Bolling Alone, Richard A. Primus Jan 2004

Bolling Alone, Richard A. Primus

Articles

Under the doctrine of reverse incorporation, generally identified with the Supreme Court's decision in Bolling v. Sharpe, equal protection binds the federal government even though the Equal Protection Clause by its terms is addressed only to states. Since Bolling, however, the courts have almost never granted relief to litigants claiming unconstitutional racial discrimination by the federal government. Courts have periodically found unconstitutional federal discrimination on nonracial grounds such as sex and alienage, and reverse incorporation has also limited the scope of affirmative action. But in the presumed core area of preventing federal discrimination against racial minorities, Boiling has virtually ...

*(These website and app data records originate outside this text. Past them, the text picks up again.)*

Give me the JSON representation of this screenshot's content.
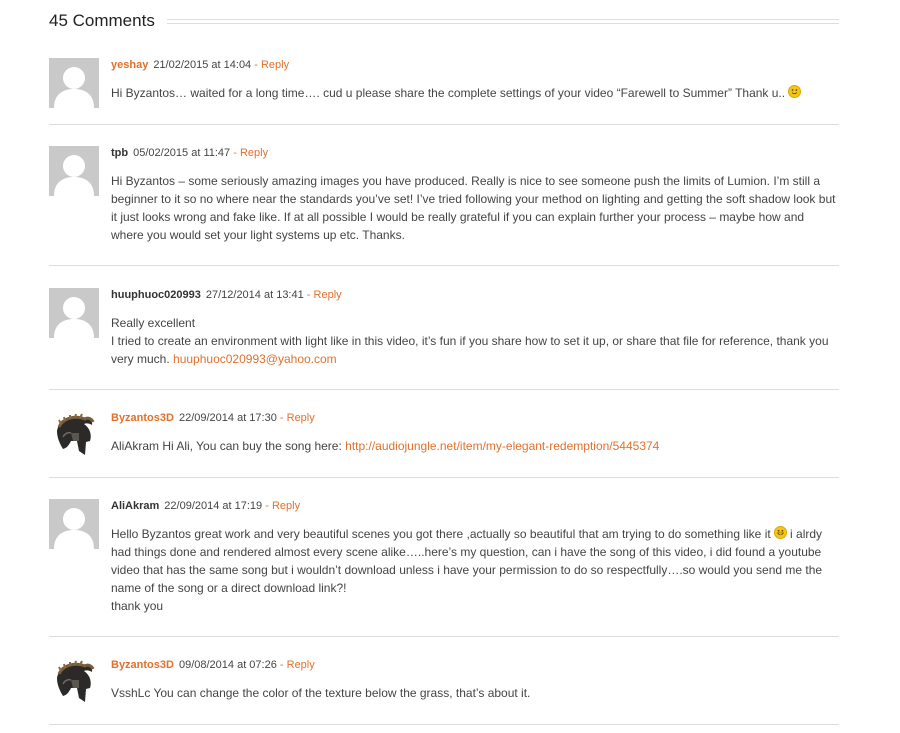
{
  "header": {
    "title": "45 Comments"
  },
  "comments": [
    {
      "author": "yeshay",
      "author_is_admin": false,
      "date": "21/02/2015 at 14:04",
      "separator": " - ",
      "reply_label": "Reply",
      "avatar_icon": "default-avatar-icon",
      "lines": [
        "Hi Byzantos… waited for a long time…. cud u please share the complete settings of your video “Farewell to Summer” Thank u.."
      ],
      "trailing_icon": "smiley-icon"
    },
    {
      "author": "tpb",
      "author_is_admin": false,
      "date": "05/02/2015 at 11:47",
      "separator": " - ",
      "reply_label": "Reply",
      "avatar_icon": "default-avatar-icon",
      "lines": [
        "Hi Byzantos – some seriously amazing images you have produced. Really is nice to see someone push the limits of Lumion. I’m still a beginner to it so no where near the standards you’ve set! I’ve tried following your method on lighting and getting the soft shadow look but it just looks wrong and fake like. If at all possible I would be really grateful if you can explain further your process – maybe how and where you would set your light systems up  etc. Thanks."
      ]
    },
    {
      "author": "huuphuoc020993",
      "author_is_admin": false,
      "date": "27/12/2014 at 13:41",
      "separator": " - ",
      "reply_label": "Reply",
      "avatar_icon": "default-avatar-icon",
      "lines": [
        "Really excellent",
        "I tried to create an environment with light like in this video, it’s fun if you share how to set it up, or share that file for reference, thank you very much."
      ],
      "email": "huuphuoc020993@yahoo.com"
    },
    {
      "author": "Byzantos3D",
      "author_is_admin": true,
      "date": "22/09/2014 at 17:30",
      "separator": " - ",
      "reply_label": "Reply",
      "avatar_icon": "spartan-helmet-icon",
      "text_before_link": "AliAkram Hi Ali, You can buy the song here: ",
      "link": "http://audiojungle.net/item/my-elegant-redemption/5445374"
    },
    {
      "author": "AliAkram",
      "author_is_admin": false,
      "date": "22/09/2014 at 17:19",
      "separator": " - ",
      "reply_label": "Reply",
      "avatar_icon": "default-avatar-icon",
      "text_before_smiley": "Hello Byzantos great work and very beautiful scenes you got there ,actually so beautiful that am trying to do something like it",
      "inline_icon": "grin-icon",
      "text_after_smiley": " i alrdy had things done and rendered almost every scene alike…..here’s my question, can i have the song of this video, i did found a youtube video that has the same song but i wouldn’t download unless i have your permission to do so respectfully….so would you send me the name of the song or a direct download link?!",
      "closing": "thank you"
    },
    {
      "author": "Byzantos3D",
      "author_is_admin": true,
      "date": "09/08/2014 at 07:26",
      "separator": " - ",
      "reply_label": "Reply",
      "avatar_icon": "spartan-helmet-icon",
      "lines": [
        "VsshLc You can change the color of the texture below the grass, that’s about it."
      ]
    }
  ],
  "colors": {
    "accent": "#e0712c",
    "text": "#444444",
    "divider": "#dddddd",
    "avatar_bg": "#c9c9c9"
  }
}
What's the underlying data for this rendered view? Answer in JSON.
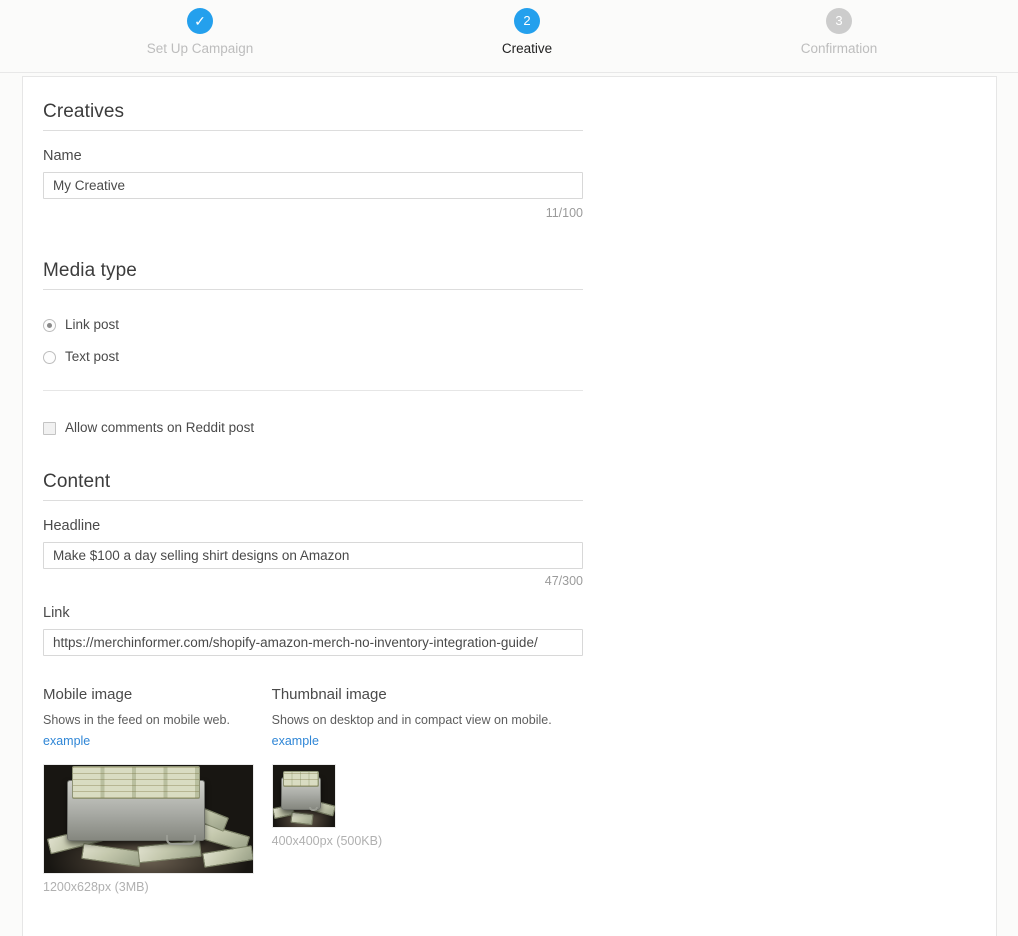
{
  "stepper": {
    "steps": [
      {
        "marker": "✓",
        "label": "Set Up Campaign",
        "state": "done"
      },
      {
        "marker": "2",
        "label": "Creative",
        "state": "active"
      },
      {
        "marker": "3",
        "label": "Confirmation",
        "state": "todo"
      }
    ]
  },
  "creatives": {
    "section_title": "Creatives",
    "name_label": "Name",
    "name_value": "My Creative",
    "name_placeholder": "",
    "name_counter": "11/100"
  },
  "media_type": {
    "section_title": "Media type",
    "options": [
      {
        "label": "Link post",
        "selected": true
      },
      {
        "label": "Text post",
        "selected": false
      }
    ],
    "allow_comments_label": "Allow comments on Reddit post",
    "allow_comments_checked": false
  },
  "content": {
    "section_title": "Content",
    "headline_label": "Headline",
    "headline_value": "Make $100 a day selling shirt designs on Amazon",
    "headline_counter": "47/300",
    "link_label": "Link",
    "link_value": "https://merchinformer.com/shopify-amazon-merch-no-inventory-integration-guide/"
  },
  "images": {
    "mobile": {
      "title": "Mobile image",
      "description": "Shows in the feed on mobile web.",
      "example_link": "example",
      "caption": "1200x628px (3MB)"
    },
    "thumbnail": {
      "title": "Thumbnail image",
      "description": "Shows on desktop and in compact view on mobile.",
      "example_link": "example",
      "caption": "400x400px (500KB)"
    }
  },
  "colors": {
    "accent": "#24a0ed",
    "link": "#2f86d6",
    "inactive": "#cccccc",
    "page_bg": "#fbfbfa"
  }
}
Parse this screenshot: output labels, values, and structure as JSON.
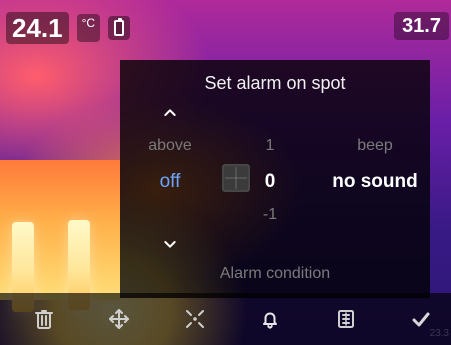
{
  "status": {
    "spot_temperature": "24.1",
    "unit": "°C",
    "top_right_value": "31.7"
  },
  "dialog": {
    "title": "Set alarm on spot",
    "columns": {
      "condition": {
        "above": "above",
        "current": "off"
      },
      "threshold": {
        "above": "1",
        "current": "0",
        "below": "-1"
      },
      "sound": {
        "above": "beep",
        "current": "no sound"
      }
    },
    "footer_label": "Alarm condition"
  },
  "toolbar": {
    "icons": [
      "trash-icon",
      "move-icon",
      "spot-icon",
      "bell-icon",
      "grid-icon",
      "check-icon"
    ],
    "faint_value": "23.3"
  },
  "colors": {
    "accent_blue": "#6aa6ff",
    "dialog_bg": "rgba(0,0,0,0.78)"
  }
}
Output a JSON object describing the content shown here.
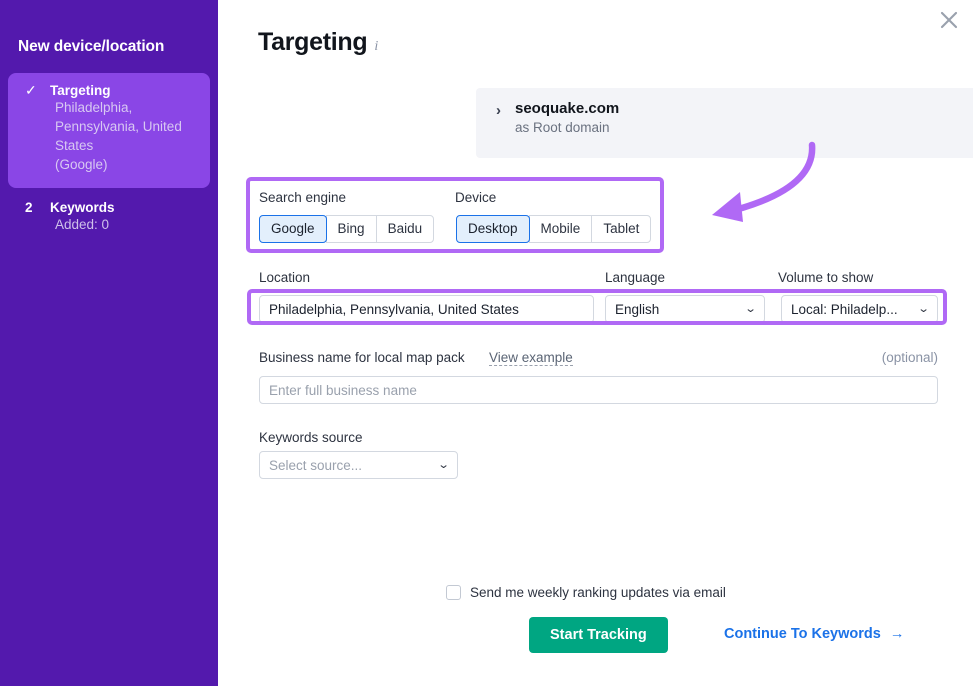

A Glimpse Behind And Beyond Grutter, Evan H. Caminker Jan 2004

A Glimpse Behind And Beyond Grutter, Evan H. Caminker

Articles

Many people have suggested that the recent battle over affirmative action was a defining moment for the contemporary relevance of Brown v. Board of Education and that it would determine the promise and potential for widespread societal integration. In my remarks, I want to comment upon a couple of comparisons and links between the Brown, Bakke, Grutter, and Gratz cases.


Derechos Y Honra Públicos: Louis Martinet, Plessy Contra Ferguson Y El Acceso A La Ley En Luisiana, 1888-1917, Rebecca J. Scott Jan 2004

Derechos Y Honra Públicos: Louis Martinet, Plessy Contra Ferguson Y El Acceso A La Ley En Luisiana, 1888-1917, Rebecca J. Scott

Articles

Rebecca J. Scott explores the historical context of Plessy v. Ferguson to two ends. First, Scott argues that that the historical situation, including everyday legal practice, helps us understand the source of the arguments in the case. In particular, the plaintiffs based their understanding of their rights in the French revolution, the Louisiana Constitution, and their experience exercising their rights through notaries. Second, Scott argues that the plaintiffs and defendants sought to frame the case with different rights. For the plaintiffs, the issue with the Separate Car Act was "public rights" and "the dignity of citizenship." The defendants instead framed ...